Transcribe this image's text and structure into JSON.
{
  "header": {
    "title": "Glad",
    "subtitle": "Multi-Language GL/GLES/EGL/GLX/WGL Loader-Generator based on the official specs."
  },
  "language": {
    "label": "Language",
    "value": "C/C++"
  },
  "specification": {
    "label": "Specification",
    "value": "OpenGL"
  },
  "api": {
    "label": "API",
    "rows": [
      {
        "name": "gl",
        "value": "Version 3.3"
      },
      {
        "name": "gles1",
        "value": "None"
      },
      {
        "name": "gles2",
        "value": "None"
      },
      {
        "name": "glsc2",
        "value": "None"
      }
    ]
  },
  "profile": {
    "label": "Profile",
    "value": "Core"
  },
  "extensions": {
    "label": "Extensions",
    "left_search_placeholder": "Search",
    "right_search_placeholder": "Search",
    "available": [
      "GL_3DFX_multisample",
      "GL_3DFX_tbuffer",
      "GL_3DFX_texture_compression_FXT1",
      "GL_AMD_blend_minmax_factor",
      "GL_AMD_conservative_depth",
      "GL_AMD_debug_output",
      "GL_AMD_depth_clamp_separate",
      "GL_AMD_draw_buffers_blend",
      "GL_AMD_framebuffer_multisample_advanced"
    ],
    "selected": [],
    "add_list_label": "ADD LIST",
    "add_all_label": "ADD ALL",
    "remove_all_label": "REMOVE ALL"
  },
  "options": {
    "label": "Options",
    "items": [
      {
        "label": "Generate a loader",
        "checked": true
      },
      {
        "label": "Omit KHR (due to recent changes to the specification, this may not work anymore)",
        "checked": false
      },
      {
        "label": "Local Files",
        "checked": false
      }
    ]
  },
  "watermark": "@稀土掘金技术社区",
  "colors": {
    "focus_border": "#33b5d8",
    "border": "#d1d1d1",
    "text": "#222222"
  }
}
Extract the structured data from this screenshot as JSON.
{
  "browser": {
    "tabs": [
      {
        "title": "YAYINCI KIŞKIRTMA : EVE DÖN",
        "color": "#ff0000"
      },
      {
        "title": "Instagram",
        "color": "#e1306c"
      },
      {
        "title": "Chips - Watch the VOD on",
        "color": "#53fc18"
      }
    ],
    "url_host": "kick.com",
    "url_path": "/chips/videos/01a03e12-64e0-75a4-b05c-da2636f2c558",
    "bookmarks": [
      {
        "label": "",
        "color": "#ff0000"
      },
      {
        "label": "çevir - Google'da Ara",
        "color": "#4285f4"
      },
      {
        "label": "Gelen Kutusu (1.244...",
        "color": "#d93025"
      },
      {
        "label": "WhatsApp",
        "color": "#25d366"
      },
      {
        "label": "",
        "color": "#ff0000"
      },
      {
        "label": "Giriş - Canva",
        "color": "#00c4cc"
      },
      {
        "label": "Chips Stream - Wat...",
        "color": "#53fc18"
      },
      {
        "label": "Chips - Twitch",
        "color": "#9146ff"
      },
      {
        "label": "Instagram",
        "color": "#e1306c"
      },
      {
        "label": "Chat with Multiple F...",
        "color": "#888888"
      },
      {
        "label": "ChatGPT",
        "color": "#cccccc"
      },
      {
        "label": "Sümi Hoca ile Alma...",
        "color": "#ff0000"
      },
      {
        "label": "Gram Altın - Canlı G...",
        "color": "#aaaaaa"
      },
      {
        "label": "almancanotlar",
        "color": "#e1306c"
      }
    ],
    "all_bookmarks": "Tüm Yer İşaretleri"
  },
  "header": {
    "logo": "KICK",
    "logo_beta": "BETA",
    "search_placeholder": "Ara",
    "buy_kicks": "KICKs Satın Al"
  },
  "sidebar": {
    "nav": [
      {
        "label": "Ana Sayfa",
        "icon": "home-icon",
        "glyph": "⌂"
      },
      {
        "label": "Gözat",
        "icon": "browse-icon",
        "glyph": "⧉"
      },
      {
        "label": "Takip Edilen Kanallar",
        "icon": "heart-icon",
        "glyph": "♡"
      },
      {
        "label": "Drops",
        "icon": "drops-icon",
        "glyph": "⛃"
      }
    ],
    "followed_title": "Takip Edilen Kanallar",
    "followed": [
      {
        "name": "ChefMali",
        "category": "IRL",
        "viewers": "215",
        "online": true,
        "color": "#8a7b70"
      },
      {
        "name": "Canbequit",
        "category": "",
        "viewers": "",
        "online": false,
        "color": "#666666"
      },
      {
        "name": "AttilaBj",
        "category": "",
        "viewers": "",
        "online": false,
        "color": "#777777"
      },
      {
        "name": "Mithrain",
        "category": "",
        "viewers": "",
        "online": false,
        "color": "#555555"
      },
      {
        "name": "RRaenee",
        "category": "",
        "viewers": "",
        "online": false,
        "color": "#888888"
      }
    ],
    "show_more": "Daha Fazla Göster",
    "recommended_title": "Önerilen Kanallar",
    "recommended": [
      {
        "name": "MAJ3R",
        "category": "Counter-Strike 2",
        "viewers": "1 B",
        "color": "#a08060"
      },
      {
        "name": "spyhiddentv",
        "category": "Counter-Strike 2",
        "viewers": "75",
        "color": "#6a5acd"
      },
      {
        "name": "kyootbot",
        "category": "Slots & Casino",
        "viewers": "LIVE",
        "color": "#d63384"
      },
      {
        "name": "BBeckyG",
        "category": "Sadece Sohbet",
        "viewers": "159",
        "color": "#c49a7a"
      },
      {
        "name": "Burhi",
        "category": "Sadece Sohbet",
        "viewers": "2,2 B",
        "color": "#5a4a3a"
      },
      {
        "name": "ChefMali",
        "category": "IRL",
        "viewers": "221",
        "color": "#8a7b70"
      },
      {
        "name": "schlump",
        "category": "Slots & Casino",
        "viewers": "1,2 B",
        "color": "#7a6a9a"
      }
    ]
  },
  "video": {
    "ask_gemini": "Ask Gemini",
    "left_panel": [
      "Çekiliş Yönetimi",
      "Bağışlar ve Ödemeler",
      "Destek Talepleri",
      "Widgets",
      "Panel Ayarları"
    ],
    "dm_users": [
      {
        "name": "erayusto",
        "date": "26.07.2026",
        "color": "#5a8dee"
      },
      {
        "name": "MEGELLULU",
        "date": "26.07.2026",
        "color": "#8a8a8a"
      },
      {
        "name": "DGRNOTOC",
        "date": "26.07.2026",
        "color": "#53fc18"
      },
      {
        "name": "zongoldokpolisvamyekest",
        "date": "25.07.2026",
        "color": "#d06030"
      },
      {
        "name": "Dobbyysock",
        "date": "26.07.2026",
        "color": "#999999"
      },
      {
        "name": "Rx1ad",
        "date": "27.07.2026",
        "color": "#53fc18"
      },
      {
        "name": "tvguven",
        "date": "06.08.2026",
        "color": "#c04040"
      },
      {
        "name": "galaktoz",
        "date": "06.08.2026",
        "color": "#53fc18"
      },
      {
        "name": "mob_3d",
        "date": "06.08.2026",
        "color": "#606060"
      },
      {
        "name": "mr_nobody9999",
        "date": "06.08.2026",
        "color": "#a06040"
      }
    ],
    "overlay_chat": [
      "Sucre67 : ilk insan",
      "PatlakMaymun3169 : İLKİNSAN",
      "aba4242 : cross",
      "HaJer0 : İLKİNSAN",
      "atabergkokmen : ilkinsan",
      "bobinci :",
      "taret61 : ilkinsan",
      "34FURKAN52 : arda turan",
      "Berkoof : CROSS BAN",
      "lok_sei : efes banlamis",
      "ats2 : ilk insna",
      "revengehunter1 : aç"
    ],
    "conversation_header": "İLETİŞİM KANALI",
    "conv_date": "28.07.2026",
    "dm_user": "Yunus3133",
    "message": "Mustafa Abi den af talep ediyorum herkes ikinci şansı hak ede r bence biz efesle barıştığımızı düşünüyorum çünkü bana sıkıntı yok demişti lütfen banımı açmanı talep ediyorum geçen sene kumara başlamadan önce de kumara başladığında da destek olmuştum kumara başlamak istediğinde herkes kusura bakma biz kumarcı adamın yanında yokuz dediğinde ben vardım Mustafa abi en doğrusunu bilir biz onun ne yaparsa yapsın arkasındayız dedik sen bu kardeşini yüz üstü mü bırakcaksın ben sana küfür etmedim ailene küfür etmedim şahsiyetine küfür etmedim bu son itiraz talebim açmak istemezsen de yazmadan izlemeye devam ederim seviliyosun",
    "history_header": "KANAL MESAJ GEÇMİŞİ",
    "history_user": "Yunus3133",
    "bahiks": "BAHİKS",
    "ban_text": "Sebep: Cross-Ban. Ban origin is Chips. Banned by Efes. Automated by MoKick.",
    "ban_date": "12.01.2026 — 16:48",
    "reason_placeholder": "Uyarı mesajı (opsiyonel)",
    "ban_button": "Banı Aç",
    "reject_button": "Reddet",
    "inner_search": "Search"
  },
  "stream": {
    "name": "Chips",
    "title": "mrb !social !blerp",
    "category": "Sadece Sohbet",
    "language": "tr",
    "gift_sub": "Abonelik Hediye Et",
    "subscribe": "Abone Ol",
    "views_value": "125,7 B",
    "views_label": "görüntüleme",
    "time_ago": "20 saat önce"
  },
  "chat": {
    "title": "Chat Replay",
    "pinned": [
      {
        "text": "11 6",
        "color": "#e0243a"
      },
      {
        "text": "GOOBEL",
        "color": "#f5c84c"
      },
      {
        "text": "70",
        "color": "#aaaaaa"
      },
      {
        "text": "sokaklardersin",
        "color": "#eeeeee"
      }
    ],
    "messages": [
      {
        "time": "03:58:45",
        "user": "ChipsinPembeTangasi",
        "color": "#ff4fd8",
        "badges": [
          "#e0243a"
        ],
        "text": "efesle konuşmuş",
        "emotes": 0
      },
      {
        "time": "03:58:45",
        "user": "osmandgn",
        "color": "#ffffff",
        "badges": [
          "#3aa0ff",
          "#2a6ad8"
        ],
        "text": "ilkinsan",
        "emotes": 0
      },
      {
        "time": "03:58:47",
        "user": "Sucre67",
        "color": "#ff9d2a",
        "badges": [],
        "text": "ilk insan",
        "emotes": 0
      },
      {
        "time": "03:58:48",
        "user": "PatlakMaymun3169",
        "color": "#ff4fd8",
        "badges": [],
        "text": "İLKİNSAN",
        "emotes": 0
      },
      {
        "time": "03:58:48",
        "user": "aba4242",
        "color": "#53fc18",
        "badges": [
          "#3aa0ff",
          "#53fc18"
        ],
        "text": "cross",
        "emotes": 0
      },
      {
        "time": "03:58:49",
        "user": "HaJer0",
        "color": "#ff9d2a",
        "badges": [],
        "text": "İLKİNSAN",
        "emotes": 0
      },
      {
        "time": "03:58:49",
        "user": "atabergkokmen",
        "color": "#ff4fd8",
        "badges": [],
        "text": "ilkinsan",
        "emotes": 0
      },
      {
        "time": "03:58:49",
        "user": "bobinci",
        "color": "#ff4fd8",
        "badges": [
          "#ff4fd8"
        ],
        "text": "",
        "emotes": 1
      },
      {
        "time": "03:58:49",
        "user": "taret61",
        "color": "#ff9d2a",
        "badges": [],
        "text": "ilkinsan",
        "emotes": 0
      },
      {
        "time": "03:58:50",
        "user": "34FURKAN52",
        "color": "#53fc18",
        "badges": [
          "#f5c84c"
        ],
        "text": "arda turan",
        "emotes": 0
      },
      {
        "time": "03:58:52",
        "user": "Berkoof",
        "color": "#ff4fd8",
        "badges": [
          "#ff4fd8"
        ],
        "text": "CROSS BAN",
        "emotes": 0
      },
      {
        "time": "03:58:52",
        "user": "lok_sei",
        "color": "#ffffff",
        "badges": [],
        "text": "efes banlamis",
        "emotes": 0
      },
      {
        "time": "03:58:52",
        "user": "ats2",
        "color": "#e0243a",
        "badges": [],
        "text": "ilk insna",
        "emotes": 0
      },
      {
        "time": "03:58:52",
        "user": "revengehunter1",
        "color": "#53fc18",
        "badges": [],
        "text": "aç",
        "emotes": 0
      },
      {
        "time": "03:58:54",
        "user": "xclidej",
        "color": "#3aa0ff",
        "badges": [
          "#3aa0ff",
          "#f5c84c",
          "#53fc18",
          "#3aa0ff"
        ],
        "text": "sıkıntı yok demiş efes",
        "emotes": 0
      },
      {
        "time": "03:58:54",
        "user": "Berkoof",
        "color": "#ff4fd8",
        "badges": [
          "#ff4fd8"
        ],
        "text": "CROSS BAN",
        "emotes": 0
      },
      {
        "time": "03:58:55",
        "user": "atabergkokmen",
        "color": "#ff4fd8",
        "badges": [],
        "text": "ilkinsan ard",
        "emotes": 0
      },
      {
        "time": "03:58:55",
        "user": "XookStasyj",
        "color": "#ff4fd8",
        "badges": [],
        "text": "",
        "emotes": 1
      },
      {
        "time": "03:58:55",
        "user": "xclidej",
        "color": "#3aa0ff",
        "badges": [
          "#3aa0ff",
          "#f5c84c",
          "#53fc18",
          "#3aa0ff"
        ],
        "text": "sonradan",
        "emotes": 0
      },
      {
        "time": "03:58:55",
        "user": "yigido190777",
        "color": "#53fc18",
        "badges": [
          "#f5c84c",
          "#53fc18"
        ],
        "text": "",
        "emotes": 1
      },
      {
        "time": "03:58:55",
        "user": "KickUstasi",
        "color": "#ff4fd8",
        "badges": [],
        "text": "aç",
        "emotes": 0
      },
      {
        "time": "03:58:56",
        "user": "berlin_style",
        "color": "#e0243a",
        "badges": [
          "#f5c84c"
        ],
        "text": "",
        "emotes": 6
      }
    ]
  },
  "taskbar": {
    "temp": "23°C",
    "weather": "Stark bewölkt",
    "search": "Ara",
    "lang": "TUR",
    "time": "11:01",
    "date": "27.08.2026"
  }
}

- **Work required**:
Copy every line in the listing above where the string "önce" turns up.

- **Solution**:
    "message": "Mustafa Abi den af talep ediyorum herkes ikinci şansı hak ede r bence biz efesle barıştığımızı düşünüyorum çünkü bana sıkıntı yok demişti lütfen banımı açmanı talep ediyorum geçen sene kumara başlamadan önce de kumara başladığında da destek olmuştum kumara başlamak istediğinde herkes kusura bakma biz kumarcı adamın yanında yokuz dediğinde ben vardım Mustafa abi en doğrusunu bilir biz onun ne yaparsa yapsın arkasındayız dedik sen bu kardeşini yüz üstü mü bırakcaksın ben sana küfür etmedim ailene küfür etmedim şahsiyetine küfür etmedim bu son itiraz talebim açmak istemezsen de yazmadan izlemeye devam ederim seviliyosun",
    "time_ago": "20 saat önce"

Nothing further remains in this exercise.